all Phonics worksheets by Subject
Read these words with /ure/ sound then make up your own sentences using these ‘ure’ words.
When we put the letter o and a together it makes the sound /oa/ as in road and goat and coat. Cut out the phoneme frame and see how many real words you can make by adding consonants to the beginning and end of ‘oa’.
When we put two ee letters together we write the long vowel sound /ee/. Look at these pictures. How would you write these words? Now have a go at reading these sentences.
The letters b and d are often confused by children when they are earning to read. Show them this mnemonic to help them remember which is which, then practise writing b and d. Then, using the phoneme frame, put the b at the beginning of the word and the d at the end. Keep changing the vowel to see what the new word says.

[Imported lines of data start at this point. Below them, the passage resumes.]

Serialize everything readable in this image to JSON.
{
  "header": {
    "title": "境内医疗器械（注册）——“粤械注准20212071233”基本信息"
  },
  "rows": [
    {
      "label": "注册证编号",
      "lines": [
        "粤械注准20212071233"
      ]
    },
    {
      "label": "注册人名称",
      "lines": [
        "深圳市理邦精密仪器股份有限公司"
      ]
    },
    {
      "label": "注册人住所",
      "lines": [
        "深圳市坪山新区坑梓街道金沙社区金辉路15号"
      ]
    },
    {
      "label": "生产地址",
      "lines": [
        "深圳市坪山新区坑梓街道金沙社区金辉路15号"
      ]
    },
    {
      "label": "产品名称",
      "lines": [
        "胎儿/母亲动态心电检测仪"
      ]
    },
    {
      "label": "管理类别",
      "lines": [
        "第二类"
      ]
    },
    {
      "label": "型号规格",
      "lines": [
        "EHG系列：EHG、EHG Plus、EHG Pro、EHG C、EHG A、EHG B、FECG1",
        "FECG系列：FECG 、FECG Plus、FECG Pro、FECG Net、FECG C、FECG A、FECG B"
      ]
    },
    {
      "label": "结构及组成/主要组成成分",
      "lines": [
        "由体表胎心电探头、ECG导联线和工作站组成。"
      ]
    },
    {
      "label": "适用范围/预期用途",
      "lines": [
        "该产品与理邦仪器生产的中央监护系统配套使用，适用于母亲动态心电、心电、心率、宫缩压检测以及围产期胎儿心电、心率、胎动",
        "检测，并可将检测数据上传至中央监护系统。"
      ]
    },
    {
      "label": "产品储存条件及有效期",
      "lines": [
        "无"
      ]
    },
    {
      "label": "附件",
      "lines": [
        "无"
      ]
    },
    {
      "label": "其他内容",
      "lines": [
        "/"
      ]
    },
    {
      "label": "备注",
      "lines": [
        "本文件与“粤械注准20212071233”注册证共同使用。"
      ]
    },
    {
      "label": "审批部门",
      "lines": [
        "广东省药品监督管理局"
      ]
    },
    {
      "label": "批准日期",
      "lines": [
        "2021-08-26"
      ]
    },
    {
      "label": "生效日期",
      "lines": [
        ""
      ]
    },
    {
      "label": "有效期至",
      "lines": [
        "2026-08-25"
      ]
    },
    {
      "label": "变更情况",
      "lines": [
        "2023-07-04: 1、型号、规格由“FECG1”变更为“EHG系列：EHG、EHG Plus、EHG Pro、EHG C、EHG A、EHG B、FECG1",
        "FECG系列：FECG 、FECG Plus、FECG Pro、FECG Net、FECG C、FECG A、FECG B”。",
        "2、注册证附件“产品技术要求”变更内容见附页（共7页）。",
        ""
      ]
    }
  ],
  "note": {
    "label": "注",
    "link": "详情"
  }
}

Lots of words end in -ng or -er, making two-syllable words. Try adding these words to the endings -ing and -er to see how many new words you can make. Then cut out the jigsaw pieces and match together the first and second syllable to make a real word.
In the phoneme frame below keep changing the first letter to read different words. How many different words can you come up with? Then answer these yes or no questions, then make up some of your own using the ‘igh’ words.
First practise writing each of the letters j, v, w, x and y. Now cut these words out and play bingo with your child to help them practise reading j, v, w, x and y words. Take it in turns to be the bingo caller.
Can you find the ‘tch’ graphemes in these sentences? Draw a line under them then write your own sentences with these words.
Can you find the 'ph' digraphs in this wordsearch?
When we put the letters o and w together we get the sound /ow/ – it sounds just like the sound you might say if you hurt yourself! Read the sentences in the puzzle pieces and then draw a picture to go with the sentence. Then cut each of the sentence and picture pieces apart and see if somebody can put them back together again.
There are different ways of writing the sound /or/. Ask a grown-up to cut out the words at the bottom of the page and read them to you without you seeing the spelling. See if you know which grapheme each one uses to represent the /or/sound and write it on the notebooks .
Practise reading these ‘er’ words and then finding and highlighting the /er/ sound in the sentences below.
In the phoneme frame, keep changing the first letter to read different /ear/ words. How many different words can you come up with? Write them down and then use them to make up your own sentences then read the short sentences and fill in the missing word.
In the phoneme frame below, keep changing the first letter to read different words. How many different words can you come up with? Write them down and then use them to make up your own sentences. Then have a game of pairs with these /air/, /igh/ and /ear/ sound words.
When we put the letters a and i together we make the phoneme /ai/. Can you write the words under these pictures using the /ai/ sound spelled ‘ai’? Then cut out these words, read them and sort them into piles of rhyming words.
Can you draw a line between the word and the corresponding picture. Remember that the ‘ai’ grapheme also makes the /ai/ sound, and so does the split vowel digraph a_e. When you have matched up all the pictures to the words cut them all up into individual words and pictures and mix them up. See if you can match each word to its picture now that you have lots more options.
Read the following words without an ‘e’, then add an ‘e’ to them and see how it changes the words. Then read these sentences and underline the words that have split vowel digraphs. Now can you write your own sentences including split vowel digraph words?
Can you fill in the missing words in the crossword and sentences? Every answer will be a word that is a split vowel digraph.
Which of these words DO NOT start with a c or k? Now cut out and put together these two dice. Roll both dice together and see if when you put the single letter in front of the ending if you get a real word or a silly word.
The graphemes ‘er’ and ‘ur’ make the same sound, /er/. Read the sentences below then cut out the word cards and play bingo